As I watched the conversation develop in response to a recent post (not something I normally do, but my level of overwhelm kept me a bit on the sidelines of this particular conversation, over the weekend), I started to get a different sense of the subject. I do want to start intentionally making time for some things in my life, in an effort to make it a life better lived. But I’m treating it like an obligation— a real “eat your vegetables,” thing. Must. prioritize. obligations. Must suffer…
The thing is, for me, all of the things I’m trying to find time for are about joy and fulfillment. I don’t “have to” go work out, I get to go out and enjoy being active outside. I get to spend some time being creative. I get to meet people and flirt and have fun, and maybe find a connection worth building on. And to the extent that I don’t like aspects of some of them, like online dating, I hereby formally declare I don’t have to do online dating if I don’t want to. I can meet single men other ways, or I can find a way to do online dating that works better for me. No suffering need apply!
Are these things good for me? Yes. But this is not no-fun territory, for me. So by framing it as an obligation, I’m loading it with all kinds of things I don’t want, and making it painful.
My life is painful enough.
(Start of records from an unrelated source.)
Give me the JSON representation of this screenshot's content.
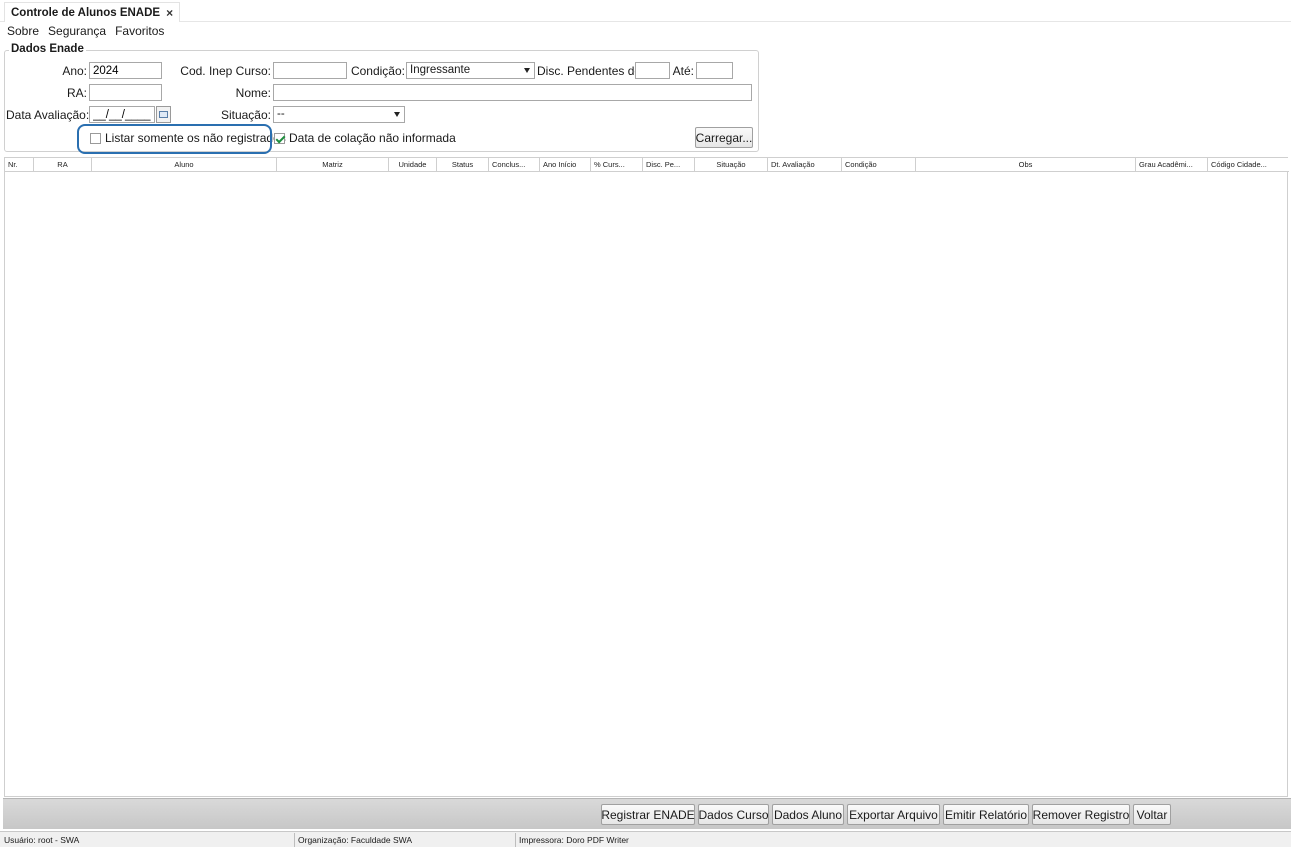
{
  "tab": {
    "title": "Controle de Alunos ENADE",
    "close": "×"
  },
  "menu": [
    "Sobre",
    "Segurança",
    "Favoritos"
  ],
  "group_title": "Dados Enade",
  "form": {
    "ano_label": "Ano:",
    "ano_value": "2024",
    "cod_inep_label": "Cod. Inep Curso:",
    "cod_inep_value": "",
    "condicao_label": "Condição:",
    "condicao_value": "Ingressante",
    "disc_pend_label": "Disc. Pendentes de:",
    "disc_pend_value": "",
    "ate_label": "Até:",
    "ate_value": "",
    "ra_label": "RA:",
    "ra_value": "",
    "nome_label": "Nome:",
    "nome_value": "",
    "data_aval_label": "Data Avaliação:",
    "data_aval_value": "__/__/____",
    "situacao_label": "Situação:",
    "situacao_value": "--",
    "listar_label": "Listar somente os não registrados",
    "listar_checked": false,
    "colacao_label": "Data de colação não informada",
    "colacao_checked": true,
    "carregar_label": "Carregar..."
  },
  "table": {
    "columns": [
      "Nr.",
      "RA",
      "Aluno",
      "Matriz",
      "Unidade",
      "Status",
      "Conclus...",
      "Ano Início",
      "% Curs...",
      "Disc. Pe...",
      "Situação",
      "Dt. Avaliação",
      "Condição",
      "Obs",
      "Grau Acadêmi...",
      "Código Cidade..."
    ],
    "rows": []
  },
  "actions": [
    "Registrar ENADE",
    "Dados Curso",
    "Dados Aluno",
    "Exportar Arquivo",
    "Emitir Relatório",
    "Remover Registro",
    "Voltar"
  ],
  "status": {
    "usuario": "Usuário: root - SWA",
    "organizacao": "Organização: Faculdade SWA",
    "impressora": "Impressora: Doro PDF Writer"
  }
}
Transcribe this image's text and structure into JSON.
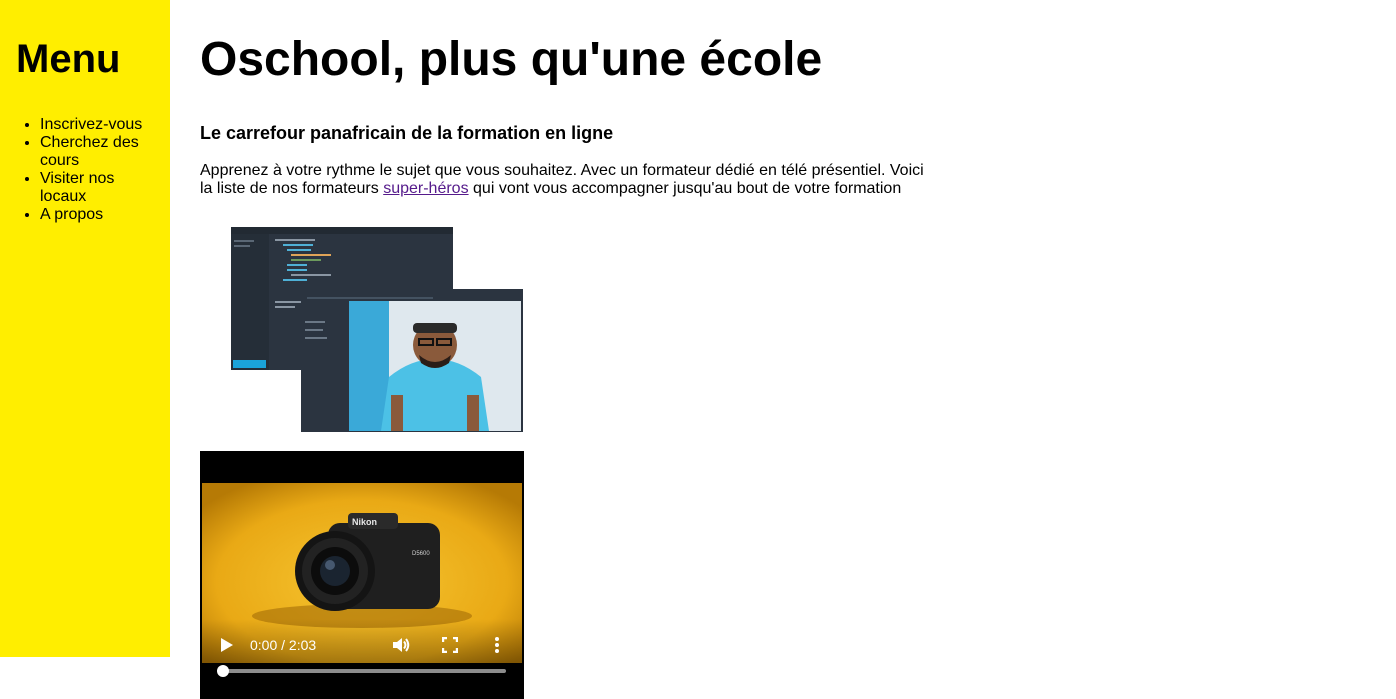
{
  "sidebar": {
    "title": "Menu",
    "items": [
      {
        "label": "Inscrivez-vous"
      },
      {
        "label": "Cherchez des cours"
      },
      {
        "label": "Visiter nos locaux"
      },
      {
        "label": "A propos"
      }
    ]
  },
  "main": {
    "title": "Oschool, plus qu'une école",
    "subtitle": "Le carrefour panafricain de la formation en ligne",
    "intro_before_link": "Apprenez à votre rythme le sujet que vous souhaitez. Avec un formateur dédié en télé présentiel. Voici la liste de nos formateurs ",
    "intro_link": "super-héros",
    "intro_after_link": " qui vont vous accompagner jusqu'au bout de votre formation"
  },
  "video": {
    "time": "0:00 / 2:03",
    "progress": 0,
    "brand_text": "Nikon",
    "model_text": "D5600"
  },
  "colors": {
    "sidebar_bg": "#ffee00",
    "link_visited": "#551a8b",
    "video_bg": "#f2b80f"
  }
}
These particular tasks are me, opening curtains and letting in some sunshine, not painting over the windows and locking the doors. This is not like the Lenten cleaning challenge, this is more laughing, more energy, more fun.
So I’m going to try to treat it that way. And you have my permission to call me out on it when I start making it sound like cleaning toilet bowls, again.